++++ TASK INPUTS

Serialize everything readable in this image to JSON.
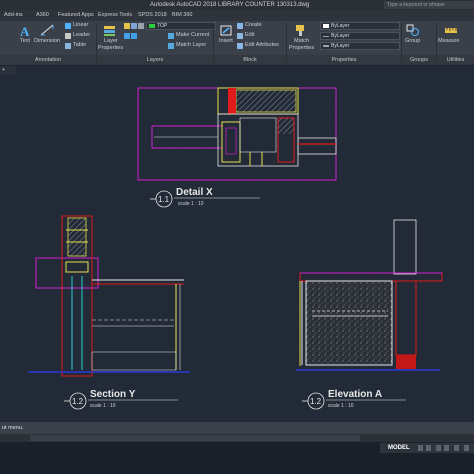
{
  "window": {
    "title": "Autodesk AutoCAD 2018   LIBRARY COUNTER 130313.dwg",
    "search_placeholder": "Type a keyword or phrase"
  },
  "tabs": [
    "Add-ins",
    "A360",
    "Featured Apps",
    "Express Tools",
    "SPDS 2018",
    "BIM 360"
  ],
  "ribbon": {
    "annotation": {
      "panel": "Annotation",
      "text": "Text",
      "dimension": "Dimension",
      "linear": "Linear",
      "leader": "Leader",
      "table": "Table"
    },
    "layers": {
      "panel": "Layers",
      "layer_properties_1": "Layer",
      "layer_properties_2": "Properties",
      "current_layer": "TOP",
      "make_current": "Make Current",
      "match_layer": "Match Layer"
    },
    "block": {
      "panel": "Block",
      "insert": "Insert",
      "create": "Create",
      "edit": "Edit",
      "edit_attributes": "Edit Attributes"
    },
    "properties": {
      "panel": "Properties",
      "match_1": "Match",
      "match_2": "Properties",
      "color": "ByLayer",
      "linetype": "ByLayer",
      "lineweight": "ByLayer"
    },
    "groups": {
      "panel": "Groups",
      "group": "Group"
    },
    "utilities": {
      "panel": "Utilities",
      "measure": "Measure"
    }
  },
  "file_tab": "+",
  "drawing": {
    "detail": {
      "num": "1.1",
      "title": "Detail X",
      "scale": "scale 1 : 10"
    },
    "section": {
      "num": "1.2",
      "title": "Section Y",
      "scale": "scale 1 : 10"
    },
    "elevation": {
      "num": "1.2",
      "title": "Elevation A",
      "scale": "scale 1 : 10"
    }
  },
  "command_line": "ut menu.",
  "status": {
    "model": "MODEL"
  },
  "colors": {
    "magenta": "#d21ed2",
    "red": "#e01b1b",
    "yellow": "#e6e04a",
    "cyan": "#27d3d3",
    "blue": "#2a3ad9",
    "white": "#e8e8e8",
    "background": "#212a36"
  }
}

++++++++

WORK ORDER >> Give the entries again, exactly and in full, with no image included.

ANSWER TO THIS PROBLEM >>
Serialize everything readable in this image to JSON.
{
  "window": {
    "title": "Autodesk AutoCAD 2018   LIBRARY COUNTER 130313.dwg",
    "search_placeholder": "Type a keyword or phrase"
  },
  "tabs": [
    "Add-ins",
    "A360",
    "Featured Apps",
    "Express Tools",
    "SPDS 2018",
    "BIM 360"
  ],
  "ribbon": {
    "annotation": {
      "panel": "Annotation",
      "text": "Text",
      "dimension": "Dimension",
      "linear": "Linear",
      "leader": "Leader",
      "table": "Table"
    },
    "layers": {
      "panel": "Layers",
      "layer_properties_1": "Layer",
      "layer_properties_2": "Properties",
      "current_layer": "TOP",
      "make_current": "Make Current",
      "match_layer": "Match Layer"
    },
    "block": {
      "panel": "Block",
      "insert": "Insert",
      "create": "Create",
      "edit": "Edit",
      "edit_attributes": "Edit Attributes"
    },
    "properties": {
      "panel": "Properties",
      "match_1": "Match",
      "match_2": "Properties",
      "color": "ByLayer",
      "linetype": "ByLayer",
      "lineweight": "ByLayer"
    },
    "groups": {
      "panel": "Groups",
      "group": "Group"
    },
    "utilities": {
      "panel": "Utilities",
      "measure": "Measure"
    }
  },
  "file_tab": "+",
  "drawing": {
    "detail": {
      "num": "1.1",
      "title": "Detail X",
      "scale": "scale 1 : 10"
    },
    "section": {
      "num": "1.2",
      "title": "Section Y",
      "scale": "scale 1 : 10"
    },
    "elevation": {
      "num": "1.2",
      "title": "Elevation A",
      "scale": "scale 1 : 10"
    }
  },
  "command_line": "ut menu.",
  "status": {
    "model": "MODEL"
  },
  "colors": {
    "magenta": "#d21ed2",
    "red": "#e01b1b",
    "yellow": "#e6e04a",
    "cyan": "#27d3d3",
    "blue": "#2a3ad9",
    "white": "#e8e8e8",
    "background": "#212a36"
  }
}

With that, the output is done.